Category Archives: lifetime learning

User Centric to User Driven

July was an active month within the social computing space. Microsoft kicked things off by acquiring Powerset for $100m. Founded in October 2006 and having raised $12.5m in venture funding the San Francisco based search and natural language company are early semantic web practictioners. Apple launched its much awaited iPhone 3G with 1m units sold over its opening weekend. If you have yet to get hands on with the device we recommend watching its 30 minute guided tour video.

Google went public with Lively, one of its virtual world projects. The browser based offering joins Meez Nation and a number of other browser based virtual world offerings currently within the marketplace. IBM and Linden Lab announced the launch of their Open Grid Public Beta project. Interoperability within virtual worlds is something both companies have been working on in partnership for sometime.

Each of the above were discussed with analysts looking to understand how the third wave is taking shape. While public listed companies were mere observers of the second wave they are now positioning themselves to be active participants within the third wave. Making this transition from user centric to user driven is one of the great challenges many organisations face as we enter the Meta Age. Interesting times indeed.

Design Out Of Chaos

Usage of the term meme within mainstream media has increased significantly since we first started tracking it via google alerts over the last 12 months.
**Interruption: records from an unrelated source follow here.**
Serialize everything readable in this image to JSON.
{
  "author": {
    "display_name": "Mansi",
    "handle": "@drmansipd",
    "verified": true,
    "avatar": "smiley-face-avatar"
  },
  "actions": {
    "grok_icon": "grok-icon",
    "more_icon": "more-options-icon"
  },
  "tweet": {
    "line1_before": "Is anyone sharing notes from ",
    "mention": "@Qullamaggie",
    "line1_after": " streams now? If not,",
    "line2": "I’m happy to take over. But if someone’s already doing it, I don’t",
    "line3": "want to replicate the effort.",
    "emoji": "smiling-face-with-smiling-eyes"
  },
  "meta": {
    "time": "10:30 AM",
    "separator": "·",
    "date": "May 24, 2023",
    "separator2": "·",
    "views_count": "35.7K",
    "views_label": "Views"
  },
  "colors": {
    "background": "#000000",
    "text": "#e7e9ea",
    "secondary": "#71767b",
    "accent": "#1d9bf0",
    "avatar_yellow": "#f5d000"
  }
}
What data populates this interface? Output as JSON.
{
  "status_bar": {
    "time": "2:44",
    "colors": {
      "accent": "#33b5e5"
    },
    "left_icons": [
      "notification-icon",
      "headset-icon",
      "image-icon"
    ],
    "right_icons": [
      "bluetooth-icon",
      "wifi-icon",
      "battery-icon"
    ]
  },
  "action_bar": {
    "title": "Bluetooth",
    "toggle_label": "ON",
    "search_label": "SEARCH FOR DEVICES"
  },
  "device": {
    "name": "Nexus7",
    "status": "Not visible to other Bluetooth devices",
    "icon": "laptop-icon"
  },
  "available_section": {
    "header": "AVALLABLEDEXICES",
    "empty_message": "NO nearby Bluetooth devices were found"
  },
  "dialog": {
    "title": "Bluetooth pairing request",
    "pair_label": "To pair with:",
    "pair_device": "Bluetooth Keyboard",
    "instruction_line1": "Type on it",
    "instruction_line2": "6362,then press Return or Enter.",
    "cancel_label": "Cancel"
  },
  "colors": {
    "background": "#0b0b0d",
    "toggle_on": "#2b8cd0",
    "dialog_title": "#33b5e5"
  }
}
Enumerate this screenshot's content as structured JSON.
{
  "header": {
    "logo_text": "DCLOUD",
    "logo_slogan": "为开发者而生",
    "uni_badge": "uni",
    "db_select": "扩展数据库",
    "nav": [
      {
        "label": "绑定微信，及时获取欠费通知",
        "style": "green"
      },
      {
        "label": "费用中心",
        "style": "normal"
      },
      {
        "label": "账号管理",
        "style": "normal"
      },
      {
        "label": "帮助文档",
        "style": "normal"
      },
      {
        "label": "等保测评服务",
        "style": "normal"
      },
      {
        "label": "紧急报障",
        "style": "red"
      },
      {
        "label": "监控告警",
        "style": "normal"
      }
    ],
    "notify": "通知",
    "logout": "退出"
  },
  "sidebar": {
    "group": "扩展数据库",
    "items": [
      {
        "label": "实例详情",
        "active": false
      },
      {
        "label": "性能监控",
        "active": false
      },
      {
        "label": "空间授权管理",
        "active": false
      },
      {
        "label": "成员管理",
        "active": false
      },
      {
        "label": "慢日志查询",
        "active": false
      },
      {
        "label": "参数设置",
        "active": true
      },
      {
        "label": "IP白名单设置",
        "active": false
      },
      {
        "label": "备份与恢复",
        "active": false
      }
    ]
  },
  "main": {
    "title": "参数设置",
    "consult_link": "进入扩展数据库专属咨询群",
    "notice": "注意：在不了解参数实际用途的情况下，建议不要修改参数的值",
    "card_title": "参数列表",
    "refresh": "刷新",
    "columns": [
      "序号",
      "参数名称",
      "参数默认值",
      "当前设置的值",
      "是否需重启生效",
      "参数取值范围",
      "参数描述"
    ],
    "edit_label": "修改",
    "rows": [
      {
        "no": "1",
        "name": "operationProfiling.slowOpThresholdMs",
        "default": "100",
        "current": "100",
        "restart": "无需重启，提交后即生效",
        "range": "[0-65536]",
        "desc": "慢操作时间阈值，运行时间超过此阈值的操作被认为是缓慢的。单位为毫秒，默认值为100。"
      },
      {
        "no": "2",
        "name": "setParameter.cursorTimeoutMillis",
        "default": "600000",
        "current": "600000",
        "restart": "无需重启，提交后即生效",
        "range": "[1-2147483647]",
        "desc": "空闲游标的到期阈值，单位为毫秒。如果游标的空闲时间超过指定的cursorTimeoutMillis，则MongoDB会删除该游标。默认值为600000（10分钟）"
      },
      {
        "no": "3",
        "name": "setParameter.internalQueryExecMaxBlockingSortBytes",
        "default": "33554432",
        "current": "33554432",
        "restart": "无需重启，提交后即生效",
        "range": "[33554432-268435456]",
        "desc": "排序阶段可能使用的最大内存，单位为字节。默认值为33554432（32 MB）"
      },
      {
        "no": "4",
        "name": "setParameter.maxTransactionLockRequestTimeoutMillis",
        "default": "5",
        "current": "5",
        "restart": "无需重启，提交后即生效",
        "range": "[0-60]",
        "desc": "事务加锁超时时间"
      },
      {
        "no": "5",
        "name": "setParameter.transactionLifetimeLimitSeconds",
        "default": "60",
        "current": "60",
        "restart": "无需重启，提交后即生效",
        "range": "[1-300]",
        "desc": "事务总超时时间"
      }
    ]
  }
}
As with all new terms making their way into the lingua franca of business its interpretation and application varies widely.

Memeticist and author Susan Blackmore recently gave an interesting talk at TED titled Memes and Temes. She defined memes as that which is immitated or information which is copied from person to person.

The first half of Susans talk provides a useful introduction to the concept of memes while the second half provides a conversation starter on memes, genes and temes. Runtime is 20 minutes and recommended viewing in full.